[Stored items]
########################################

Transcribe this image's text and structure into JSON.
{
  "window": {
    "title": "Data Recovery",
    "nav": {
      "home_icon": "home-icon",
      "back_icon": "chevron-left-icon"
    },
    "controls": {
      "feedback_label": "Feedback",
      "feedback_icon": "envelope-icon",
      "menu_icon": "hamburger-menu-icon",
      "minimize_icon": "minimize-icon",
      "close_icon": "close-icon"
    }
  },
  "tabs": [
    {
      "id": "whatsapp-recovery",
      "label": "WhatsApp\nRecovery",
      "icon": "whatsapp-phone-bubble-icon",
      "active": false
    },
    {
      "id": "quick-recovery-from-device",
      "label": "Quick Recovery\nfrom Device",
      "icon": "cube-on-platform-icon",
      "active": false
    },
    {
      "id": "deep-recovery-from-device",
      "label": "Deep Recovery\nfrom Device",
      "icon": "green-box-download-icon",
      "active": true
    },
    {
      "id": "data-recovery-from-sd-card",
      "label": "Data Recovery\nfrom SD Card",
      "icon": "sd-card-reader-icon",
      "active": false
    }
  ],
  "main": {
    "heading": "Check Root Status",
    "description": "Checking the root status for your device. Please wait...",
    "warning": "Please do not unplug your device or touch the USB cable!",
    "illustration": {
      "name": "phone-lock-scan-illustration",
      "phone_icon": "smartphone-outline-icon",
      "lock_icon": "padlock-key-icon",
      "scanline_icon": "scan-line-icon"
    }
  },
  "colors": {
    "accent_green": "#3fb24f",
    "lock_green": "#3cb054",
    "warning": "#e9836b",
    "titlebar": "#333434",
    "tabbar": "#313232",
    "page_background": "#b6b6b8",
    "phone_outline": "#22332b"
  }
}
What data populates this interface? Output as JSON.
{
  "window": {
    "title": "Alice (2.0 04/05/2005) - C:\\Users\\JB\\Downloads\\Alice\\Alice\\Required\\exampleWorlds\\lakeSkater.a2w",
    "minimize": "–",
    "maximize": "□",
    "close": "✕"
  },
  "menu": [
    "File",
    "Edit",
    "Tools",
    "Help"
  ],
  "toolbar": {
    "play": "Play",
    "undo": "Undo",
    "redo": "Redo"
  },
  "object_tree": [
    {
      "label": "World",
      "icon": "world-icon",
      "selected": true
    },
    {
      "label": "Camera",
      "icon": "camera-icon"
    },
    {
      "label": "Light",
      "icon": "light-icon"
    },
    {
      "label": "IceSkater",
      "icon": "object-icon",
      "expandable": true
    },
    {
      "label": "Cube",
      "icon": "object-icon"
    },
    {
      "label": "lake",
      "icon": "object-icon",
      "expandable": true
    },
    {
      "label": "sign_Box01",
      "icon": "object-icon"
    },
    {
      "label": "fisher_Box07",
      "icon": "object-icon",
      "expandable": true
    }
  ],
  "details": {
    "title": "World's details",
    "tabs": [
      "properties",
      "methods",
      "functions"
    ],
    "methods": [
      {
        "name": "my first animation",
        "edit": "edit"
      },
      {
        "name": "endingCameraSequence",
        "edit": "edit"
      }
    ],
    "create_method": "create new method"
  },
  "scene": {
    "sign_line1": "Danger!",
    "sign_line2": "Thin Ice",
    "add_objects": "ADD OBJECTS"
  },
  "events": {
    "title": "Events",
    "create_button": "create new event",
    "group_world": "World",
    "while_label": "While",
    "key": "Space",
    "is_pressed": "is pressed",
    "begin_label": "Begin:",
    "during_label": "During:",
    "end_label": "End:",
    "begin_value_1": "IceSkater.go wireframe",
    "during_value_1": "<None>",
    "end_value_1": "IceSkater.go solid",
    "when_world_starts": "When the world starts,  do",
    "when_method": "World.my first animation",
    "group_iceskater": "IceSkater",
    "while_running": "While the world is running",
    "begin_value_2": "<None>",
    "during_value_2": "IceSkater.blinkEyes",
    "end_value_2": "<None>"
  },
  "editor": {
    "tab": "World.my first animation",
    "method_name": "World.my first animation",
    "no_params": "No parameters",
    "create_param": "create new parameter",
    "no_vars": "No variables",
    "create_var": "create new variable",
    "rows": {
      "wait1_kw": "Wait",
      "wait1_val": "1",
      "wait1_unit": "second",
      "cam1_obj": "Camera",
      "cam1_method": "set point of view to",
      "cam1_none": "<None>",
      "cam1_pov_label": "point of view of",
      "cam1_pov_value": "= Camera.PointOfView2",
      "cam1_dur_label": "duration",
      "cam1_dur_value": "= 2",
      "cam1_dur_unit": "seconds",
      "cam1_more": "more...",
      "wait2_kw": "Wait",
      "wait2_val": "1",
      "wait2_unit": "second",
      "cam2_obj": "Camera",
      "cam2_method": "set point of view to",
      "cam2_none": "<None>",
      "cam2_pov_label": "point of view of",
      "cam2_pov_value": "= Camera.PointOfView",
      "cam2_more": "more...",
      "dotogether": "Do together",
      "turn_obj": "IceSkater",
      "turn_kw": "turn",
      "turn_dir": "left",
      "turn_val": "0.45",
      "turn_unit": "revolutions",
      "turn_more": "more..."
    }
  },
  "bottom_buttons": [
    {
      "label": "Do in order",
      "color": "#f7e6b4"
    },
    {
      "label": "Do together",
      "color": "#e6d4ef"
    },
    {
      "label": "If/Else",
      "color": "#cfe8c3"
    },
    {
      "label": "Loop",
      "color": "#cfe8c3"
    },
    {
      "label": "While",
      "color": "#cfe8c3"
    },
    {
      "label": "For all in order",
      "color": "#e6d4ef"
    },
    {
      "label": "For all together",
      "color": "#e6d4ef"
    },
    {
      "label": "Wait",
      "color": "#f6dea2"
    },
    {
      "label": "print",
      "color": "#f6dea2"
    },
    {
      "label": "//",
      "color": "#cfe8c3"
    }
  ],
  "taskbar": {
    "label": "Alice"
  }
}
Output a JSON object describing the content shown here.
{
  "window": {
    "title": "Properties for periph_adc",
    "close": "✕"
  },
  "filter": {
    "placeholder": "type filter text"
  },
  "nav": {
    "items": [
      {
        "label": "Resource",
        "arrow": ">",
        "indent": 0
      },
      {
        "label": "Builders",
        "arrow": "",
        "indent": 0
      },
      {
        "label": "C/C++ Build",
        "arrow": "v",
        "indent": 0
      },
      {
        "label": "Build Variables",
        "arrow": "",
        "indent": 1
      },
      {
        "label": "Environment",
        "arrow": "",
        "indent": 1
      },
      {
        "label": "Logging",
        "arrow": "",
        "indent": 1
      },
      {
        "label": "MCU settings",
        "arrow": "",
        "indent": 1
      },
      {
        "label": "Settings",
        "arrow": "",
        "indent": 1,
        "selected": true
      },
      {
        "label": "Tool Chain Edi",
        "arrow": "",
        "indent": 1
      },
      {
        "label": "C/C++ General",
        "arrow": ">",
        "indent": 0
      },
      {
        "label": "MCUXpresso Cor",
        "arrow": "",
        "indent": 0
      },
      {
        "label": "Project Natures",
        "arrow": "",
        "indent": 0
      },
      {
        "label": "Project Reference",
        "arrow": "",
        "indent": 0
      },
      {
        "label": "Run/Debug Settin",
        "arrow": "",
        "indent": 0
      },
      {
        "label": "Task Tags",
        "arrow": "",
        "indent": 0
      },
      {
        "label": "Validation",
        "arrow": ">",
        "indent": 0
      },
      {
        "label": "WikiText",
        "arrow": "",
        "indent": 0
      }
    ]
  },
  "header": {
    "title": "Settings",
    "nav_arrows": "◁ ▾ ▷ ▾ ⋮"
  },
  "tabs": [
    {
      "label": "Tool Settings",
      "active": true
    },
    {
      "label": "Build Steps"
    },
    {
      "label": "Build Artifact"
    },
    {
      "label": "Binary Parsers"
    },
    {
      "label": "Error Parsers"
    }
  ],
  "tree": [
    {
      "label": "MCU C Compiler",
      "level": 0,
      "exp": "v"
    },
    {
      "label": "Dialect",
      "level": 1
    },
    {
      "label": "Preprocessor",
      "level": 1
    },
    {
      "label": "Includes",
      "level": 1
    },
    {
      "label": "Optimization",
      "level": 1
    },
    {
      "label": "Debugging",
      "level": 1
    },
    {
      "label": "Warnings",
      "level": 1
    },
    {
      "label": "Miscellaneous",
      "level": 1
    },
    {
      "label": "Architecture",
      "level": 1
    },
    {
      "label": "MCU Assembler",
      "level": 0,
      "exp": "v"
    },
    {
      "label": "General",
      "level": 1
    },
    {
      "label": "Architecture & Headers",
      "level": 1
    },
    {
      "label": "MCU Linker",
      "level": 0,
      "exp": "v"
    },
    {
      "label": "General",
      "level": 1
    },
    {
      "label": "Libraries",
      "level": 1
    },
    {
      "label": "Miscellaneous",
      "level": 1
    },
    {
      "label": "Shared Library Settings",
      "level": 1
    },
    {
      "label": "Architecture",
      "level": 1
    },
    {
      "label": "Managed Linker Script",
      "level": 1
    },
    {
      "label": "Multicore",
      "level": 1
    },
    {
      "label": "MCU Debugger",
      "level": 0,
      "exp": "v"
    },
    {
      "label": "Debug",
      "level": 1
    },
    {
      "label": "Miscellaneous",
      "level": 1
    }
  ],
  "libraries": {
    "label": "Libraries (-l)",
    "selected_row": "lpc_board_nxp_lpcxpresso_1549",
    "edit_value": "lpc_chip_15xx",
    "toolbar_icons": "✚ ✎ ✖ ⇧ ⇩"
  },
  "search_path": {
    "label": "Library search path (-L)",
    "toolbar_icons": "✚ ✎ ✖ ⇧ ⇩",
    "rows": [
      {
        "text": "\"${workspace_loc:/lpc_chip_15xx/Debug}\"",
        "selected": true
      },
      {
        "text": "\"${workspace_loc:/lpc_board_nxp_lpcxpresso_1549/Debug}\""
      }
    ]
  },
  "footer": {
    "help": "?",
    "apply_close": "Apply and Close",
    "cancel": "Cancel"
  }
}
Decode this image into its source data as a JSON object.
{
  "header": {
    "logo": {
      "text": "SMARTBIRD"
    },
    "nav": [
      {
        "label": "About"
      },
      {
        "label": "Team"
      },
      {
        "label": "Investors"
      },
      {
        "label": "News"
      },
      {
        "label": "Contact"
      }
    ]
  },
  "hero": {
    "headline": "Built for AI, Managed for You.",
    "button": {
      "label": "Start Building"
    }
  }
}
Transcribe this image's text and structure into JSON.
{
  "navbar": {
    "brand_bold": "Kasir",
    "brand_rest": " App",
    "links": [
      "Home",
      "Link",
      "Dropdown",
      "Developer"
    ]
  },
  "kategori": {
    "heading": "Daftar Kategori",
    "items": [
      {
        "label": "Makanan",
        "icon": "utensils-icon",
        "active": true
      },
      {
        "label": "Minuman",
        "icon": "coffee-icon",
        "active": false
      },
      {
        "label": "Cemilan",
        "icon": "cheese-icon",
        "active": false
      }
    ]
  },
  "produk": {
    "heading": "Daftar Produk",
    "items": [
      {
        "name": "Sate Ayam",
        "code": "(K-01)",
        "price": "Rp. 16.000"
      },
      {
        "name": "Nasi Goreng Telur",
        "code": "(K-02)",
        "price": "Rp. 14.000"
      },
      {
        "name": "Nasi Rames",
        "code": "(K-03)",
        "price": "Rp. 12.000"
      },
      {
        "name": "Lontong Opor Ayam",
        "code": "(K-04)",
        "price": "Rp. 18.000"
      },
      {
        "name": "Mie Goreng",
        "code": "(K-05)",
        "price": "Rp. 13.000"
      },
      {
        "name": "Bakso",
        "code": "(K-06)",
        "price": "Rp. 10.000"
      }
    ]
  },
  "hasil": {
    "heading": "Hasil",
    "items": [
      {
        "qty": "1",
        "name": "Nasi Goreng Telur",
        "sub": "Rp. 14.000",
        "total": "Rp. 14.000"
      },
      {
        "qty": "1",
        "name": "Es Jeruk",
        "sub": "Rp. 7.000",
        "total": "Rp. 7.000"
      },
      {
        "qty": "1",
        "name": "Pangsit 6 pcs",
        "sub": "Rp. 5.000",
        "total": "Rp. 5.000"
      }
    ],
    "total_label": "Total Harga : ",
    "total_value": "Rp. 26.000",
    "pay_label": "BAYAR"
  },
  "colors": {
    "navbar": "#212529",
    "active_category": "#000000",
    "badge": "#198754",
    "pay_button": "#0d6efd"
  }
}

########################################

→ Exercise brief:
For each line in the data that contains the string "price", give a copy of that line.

→ Result of this task:
        "price": "Rp. 16.000"
        "price": "Rp. 14.000"
        "price": "Rp. 12.000"
        "price": "Rp. 18.000"
        "price": "Rp. 13.000"
        "price": "Rp. 10.000"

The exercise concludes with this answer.